## Directions for this task
In the data that follows, every line containing the word "Cancelamentos" should be returned.

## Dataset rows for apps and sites
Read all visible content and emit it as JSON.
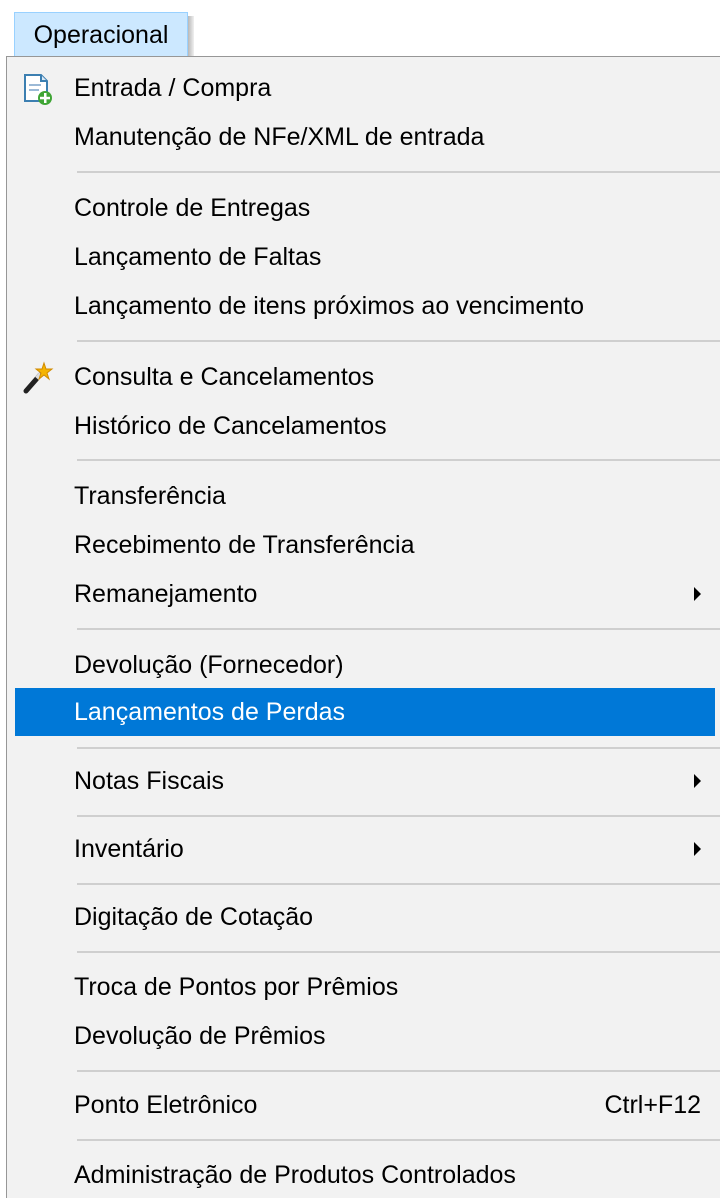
{
  "menubar": {
    "active_menu": "Operacional"
  },
  "menu": {
    "items": [
      {
        "label": "Entrada / Compra",
        "icon": "document-add-icon"
      },
      {
        "label": "Manutenção de NFe/XML de entrada"
      },
      {
        "label": "Controle de Entregas"
      },
      {
        "label": "Lançamento de Faltas"
      },
      {
        "label": "Lançamento de itens próximos ao vencimento"
      },
      {
        "label": "Consulta e Cancelamentos",
        "icon": "magic-wand-icon"
      },
      {
        "label": "Histórico de Cancelamentos"
      },
      {
        "label": "Transferência"
      },
      {
        "label": "Recebimento de Transferência"
      },
      {
        "label": "Remanejamento",
        "submenu": true
      },
      {
        "label": "Devolução (Fornecedor)"
      },
      {
        "label": "Lançamentos de Perdas",
        "highlighted": true
      },
      {
        "label": "Notas Fiscais",
        "submenu": true
      },
      {
        "label": "Inventário",
        "submenu": true
      },
      {
        "label": "Digitação de Cotação"
      },
      {
        "label": "Troca de Pontos por Prêmios"
      },
      {
        "label": "Devolução de Prêmios"
      },
      {
        "label": "Ponto Eletrônico",
        "shortcut": "Ctrl+F12"
      },
      {
        "label": "Administração de Produtos Controlados"
      }
    ]
  },
  "colors": {
    "highlight": "#0078d7",
    "menu_background": "#f2f2f2",
    "menubar_active": "#cce8ff"
  }
}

## Response
        "label": "Consulta e Cancelamentos",
        "label": "Histórico de Cancelamentos"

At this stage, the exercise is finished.